I remembered what I liked best about shooting a match: spending time with friends. I’m not competitive. I always place near the bottom of the list. But I really enjoy the sport and I’m a safe.shooter. They asked me to help out with scoring so I pitched in and did that as well. Once the match was over I checked in with the guys who were running the timer to get feedback on how we worked together. I’m glad I did. I’ll be able to do the job better when I’m asked again.

The timer keeper is responsible for ensuring no one wanders into the line of fire as well as recording the time, the points down and any penalties. I was focused on the scoring part of that list. I was aware of where the rest of the squad was subconsciously but I’ll be looking more actively to keep other shooters safe if/when asked to help again.

We shot moving targets, we moved and shot stationary targets, we shot both paper & steel, we shot through walls and had to back down a hallway and make a right to get yet more “bad guys” (targets) in the shoot house. It was sunny and warm. It was absolutely a good decision to participate. It was an excellent day.

I’m working on making peace with my poor scores and enjoying the good parts of the day. Like the triple hit I made on a target from my first stage (above). The requirement was 3 shots per target. This was at t 15 yards, I think. That’s a sweet grouping and really made me smile. I have much to work on but I’m really thrilled when I see results like this.

 

Concealed Handgun Permit Renewal Notification Letter

Postcard from the Sherriff

Postcard from the Sherriff

After I made an appointment and submitted my paperwork to renew my CHP in Wake County, I received a postcard to remind me to do just that. It arrived about four and a half months (18 weeks and 3 days to be exact) prior to the expiration date. Since you have to start the process all over again from scratch if you let your permit expire, this is a nice service from the Sheriff’s Department.
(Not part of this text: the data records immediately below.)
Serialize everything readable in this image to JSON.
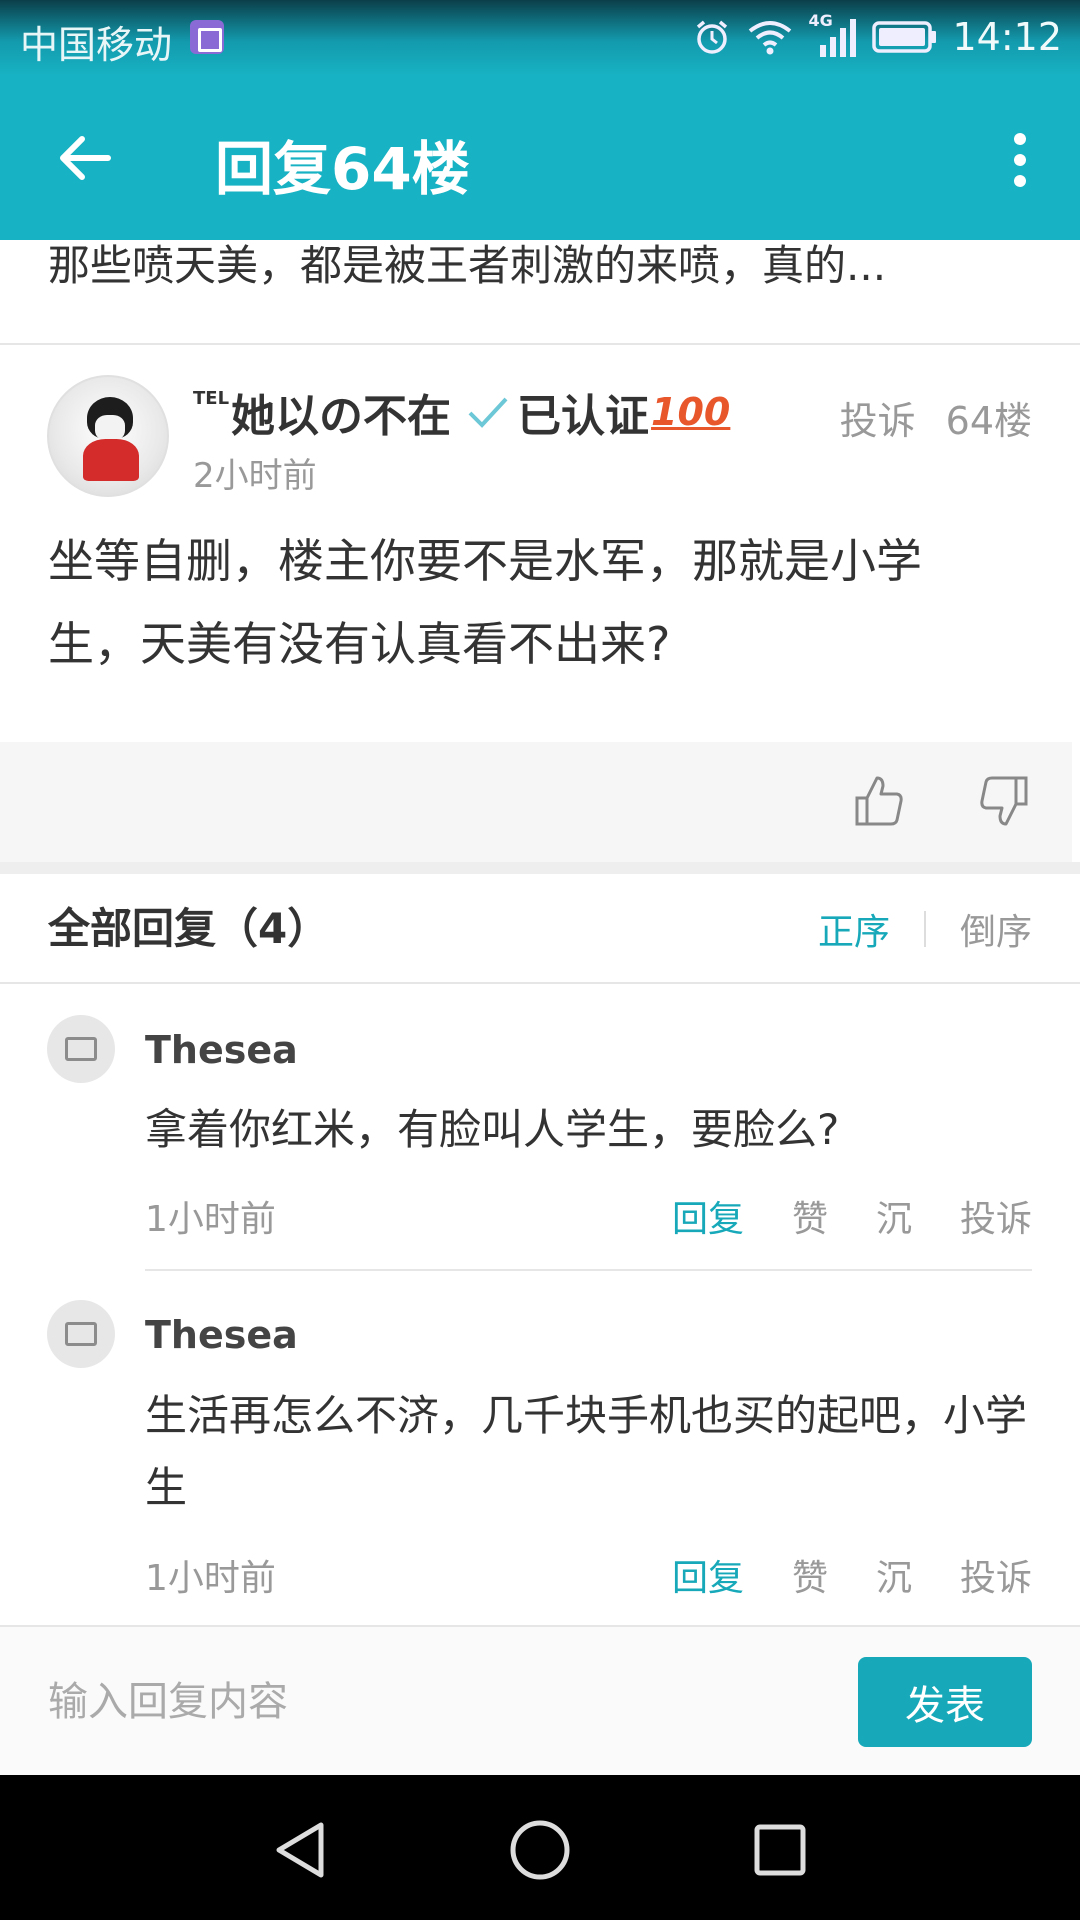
{
  "status_bar": {
    "carrier": "中国移动",
    "network": "4G",
    "time": "14:12",
    "icons": [
      "gallery-notification-icon",
      "alarm-icon",
      "wifi-icon",
      "signal-icon",
      "battery-icon"
    ]
  },
  "app_bar": {
    "title": "回复64楼",
    "back_icon": "arrow-left-icon",
    "more_icon": "more-vertical-icon"
  },
  "previous_reply_preview": "那些喷天美，都是被王者刺激的来喷，真的...",
  "post": {
    "username_prefix": "TEL",
    "username": "她以の不在",
    "verified_label": "已认证",
    "badge": "100",
    "time": "2小时前",
    "report_label": "投诉",
    "floor": "64楼",
    "content": "坐等自删，楼主你要不是水军，那就是小学生，天美有没有认真看不出来?"
  },
  "replies_section": {
    "title": "全部回复（4）",
    "sort_asc": "正序",
    "sort_desc": "倒序"
  },
  "replies": [
    {
      "name": "Thesea",
      "text": "拿着你红米，有脸叫人学生，要脸么?",
      "time": "1小时前",
      "actions": {
        "reply": "回复",
        "like": "赞",
        "sink": "沉",
        "report": "投诉"
      }
    },
    {
      "name": "Thesea",
      "text": "生活再怎么不济，几千块手机也买的起吧，小学生",
      "time": "1小时前",
      "actions": {
        "reply": "回复",
        "like": "赞",
        "sink": "沉",
        "report": "投诉"
      }
    }
  ],
  "input_bar": {
    "placeholder": "输入回复内容",
    "send_label": "发表"
  },
  "colors": {
    "primary": "#17b2c3",
    "accent_text": "#17a9b9",
    "badge": "#e8562c",
    "muted": "#999999"
  }
}
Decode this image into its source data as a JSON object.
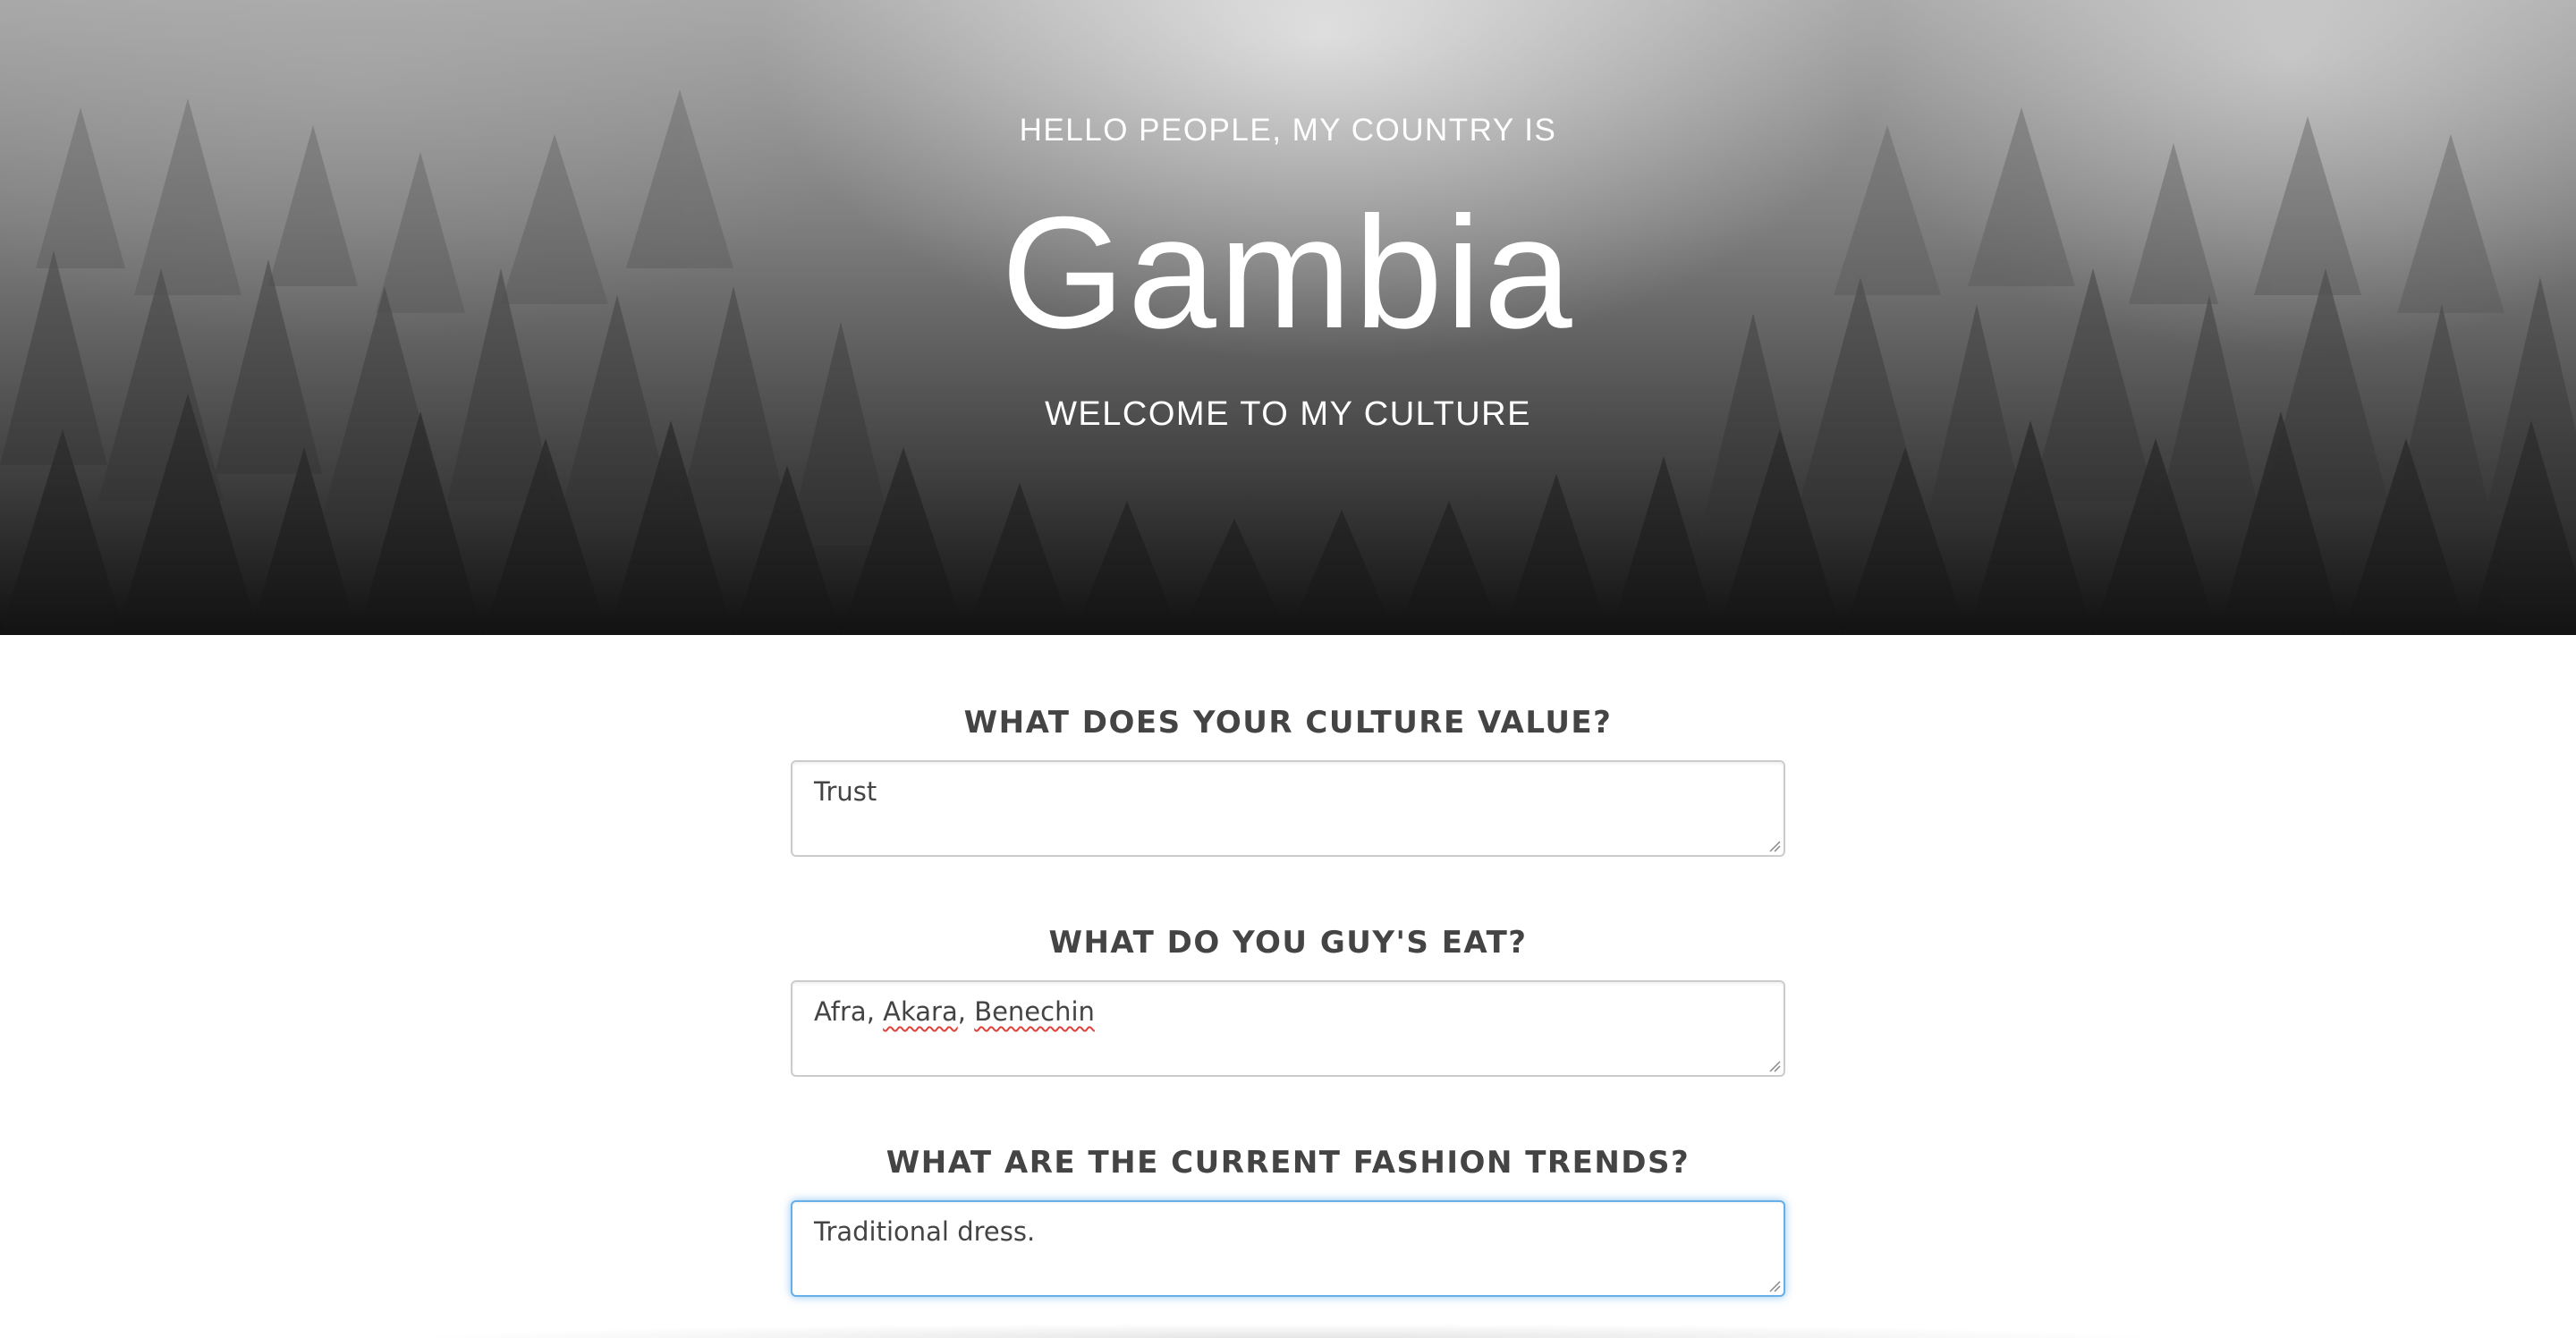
{
  "hero": {
    "kicker": "HELLO PEOPLE, MY COUNTRY IS",
    "title": "Gambia",
    "subtitle": "WELCOME TO MY CULTURE"
  },
  "questions": [
    {
      "label": "WHAT DOES YOUR CULTURE VALUE?",
      "value": "Trust"
    },
    {
      "label": "WHAT DO YOU GUY'S EAT?",
      "value_parts": [
        "Afra, ",
        "Akara",
        ", ",
        "Benechin"
      ]
    },
    {
      "label": "WHAT ARE THE CURRENT FASHION TRENDS?",
      "value": "Traditional dress."
    }
  ],
  "colors": {
    "focus_accent": "#66afe9",
    "label_text": "#444444",
    "spellcheck": "#e0403a"
  }
}
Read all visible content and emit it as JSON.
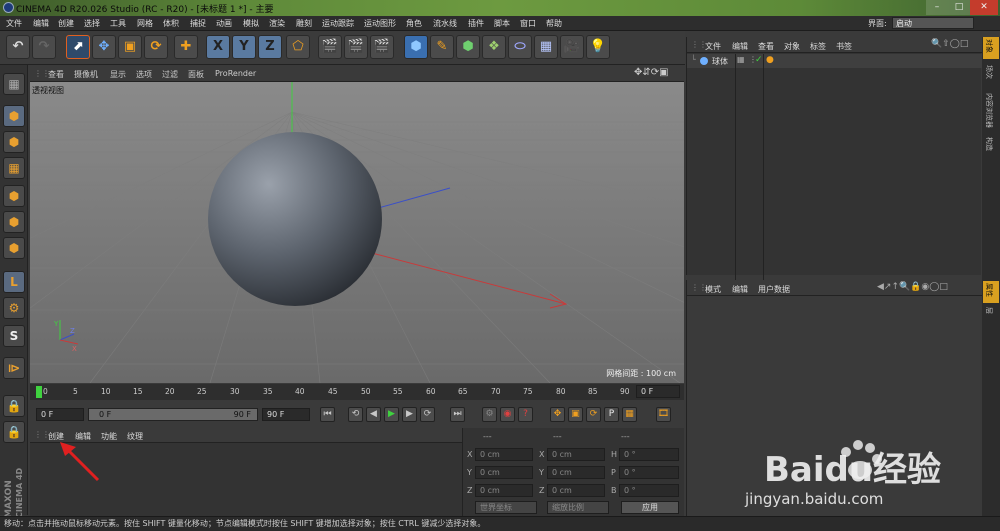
{
  "title": "CINEMA 4D R20.026 Studio (RC - R20) - [未标题 1 *] - 主要",
  "menu": [
    "文件",
    "编辑",
    "创建",
    "选择",
    "工具",
    "网格",
    "体积",
    "捕捉",
    "动画",
    "模拟",
    "渲染",
    "雕刻",
    "运动跟踪",
    "运动图形",
    "角色",
    "流水线",
    "插件",
    "脚本",
    "窗口",
    "帮助"
  ],
  "interface_label": "界面:",
  "interface_value": "启动",
  "viewport_menu": [
    "查看",
    "摄像机",
    "显示",
    "选项",
    "过滤",
    "面板",
    "ProRender"
  ],
  "viewport_name": "透视视图",
  "grid_spacing": "网格间距 : 100 cm",
  "timeline": {
    "ticks": [
      "0",
      "5",
      "10",
      "15",
      "20",
      "25",
      "30",
      "35",
      "40",
      "45",
      "50",
      "55",
      "60",
      "65",
      "70",
      "75",
      "80",
      "85",
      "90"
    ],
    "current_frame": "0 F",
    "start_frame": "0 F",
    "range_start": "0 F",
    "range_end": "90 F",
    "end_frame": "90 F"
  },
  "material_tabs": [
    "创建",
    "编辑",
    "功能",
    "纹理"
  ],
  "coords": {
    "headers": [
      "---",
      "---",
      "---"
    ],
    "rows": [
      {
        "a": "X",
        "av": "0 cm",
        "b": "X",
        "bv": "0 cm",
        "c": "H",
        "cv": "0 °"
      },
      {
        "a": "Y",
        "av": "0 cm",
        "b": "Y",
        "bv": "0 cm",
        "c": "P",
        "cv": "0 °"
      },
      {
        "a": "Z",
        "av": "0 cm",
        "b": "Z",
        "bv": "0 cm",
        "c": "B",
        "cv": "0 °"
      }
    ],
    "world": "世界坐标",
    "scale": "缩放比例",
    "apply": "应用"
  },
  "object_menu": [
    "文件",
    "编辑",
    "查看",
    "对象",
    "标签",
    "书签"
  ],
  "object_item": "球体",
  "attr_menu": [
    "模式",
    "编辑",
    "用户数据"
  ],
  "right_tabs": [
    "对象",
    "场次",
    "内容浏览器",
    "构造"
  ],
  "right_tabs2": [
    "属性",
    "层"
  ],
  "brand": "MAXON CINEMA 4D",
  "status": "移动：点击并拖动鼠标移动元素。按住 SHIFT 键量化移动；节点编辑模式时按住 SHIFT 键增加选择对象；按住 CTRL 键减少选择对象。",
  "watermark": "Baidu经验",
  "watermark_url": "jingyan.baidu.com"
}
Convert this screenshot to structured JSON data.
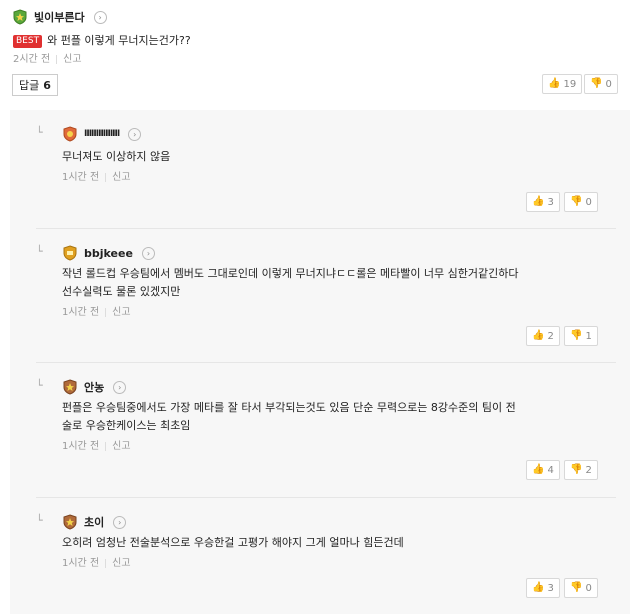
{
  "post": {
    "author": "빛이부른다",
    "badge": "BEST",
    "title": "와 펀플 이렇게 무너지는건가??",
    "time": "2시간 전",
    "report": "신고",
    "likes": "19",
    "dislikes": "0",
    "reply_label": "답글",
    "reply_count": "6"
  },
  "replies": [
    {
      "author": "IIIIIIIIIIIIIII",
      "lines": [
        "무너져도 이상하지 않음"
      ],
      "time": "1시간 전",
      "report": "신고",
      "likes": "3",
      "dislikes": "0",
      "badge_color": "#e06a3a"
    },
    {
      "author": "bbjkeee",
      "lines": [
        "작년 롤드컵 우승팀에서 멤버도 그대로인데 이렇게 무너지냐ㄷㄷ롤은 메타빨이 너무 심한거같긴하다",
        "선수실력도 물론 있겠지만"
      ],
      "time": "1시간 전",
      "report": "신고",
      "likes": "2",
      "dislikes": "1",
      "badge_color": "#e0a020"
    },
    {
      "author": "안농",
      "lines": [
        "펀플은 우승팀중에서도 가장 메타를 잘 타서 부각되는것도 있음 단순 무력으로는 8강수준의 팀이 전",
        "술로 우승한케이스는 최초임"
      ],
      "time": "1시간 전",
      "report": "신고",
      "likes": "4",
      "dislikes": "2",
      "badge_color": "#b06a3a"
    },
    {
      "author": "초이",
      "lines": [
        "오히려 엄청난 전술분석으로 우승한걸 고평가 해야지 그게 얼마나 힘든건데"
      ],
      "time": "1시간 전",
      "report": "신고",
      "likes": "3",
      "dislikes": "0",
      "badge_color": "#b06a3a"
    }
  ],
  "icons": {
    "like": "thumbs-up-icon",
    "dislike": "thumbs-down-icon",
    "chevron": "chevron-right-icon",
    "rank": "rank-badge-icon",
    "reply_hook": "reply-arrow-icon"
  }
}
This is my first experience at a renewal. Five years ago when I originally got my permit, no part of the process was online. Now you can download the paperwork, pay for the renewal and book an appointment to submit the paperwork. The process requires a notarized signature, so I doubt the in-person step will ever be waived, but it will be interesting to see what technological changes will occur in another five years.

Raleigh Police Accepting Applications for First Citizens Police Academy / Due March 10th

Citizen's Academy logo

The program is designed to increase transparency and enhance understanding between the community and the police. It’s an outreach effort with a 30 hour commitment. Lots of details here: Citizen’s Police Academy

I’m putting in an application. It would be nice to see a friendly face there on Thursday nights if I’m accepted.

—- March 29, 2017 Update —-

I received a letter stating they received an overwhelming response and all the seats are filled for the first session. I sent my application just before the deadline. It’s still on file and I’m hoping to get in a future session. The letter included a brochure with an overview of the course topics. I don’t want to scan in a copy of the brochure without permission but I will list the topics included:

  • Week 1: Orientation  / Department Overview and Structure, Policy Distribution, Volunteer Program, Recruiting, Selection and training of Officers.
  • Week 2: Communications
  • Week 3: Overview of Legal System
  • Week 4: Specialized Units
  • Week 5: Patrol and Investigative Techniques
  • Week 6: Specialized Units (in addition to week 4)
  • Week 7: Practical Exercises
  • Week 8: Ride Alongs
  • Week 9: Forensics/Crime Scene Processing
  • Week 10: Graduation

It looks like a variety of interesting and useful information for citizens and for anyone considering a career in law enforcement.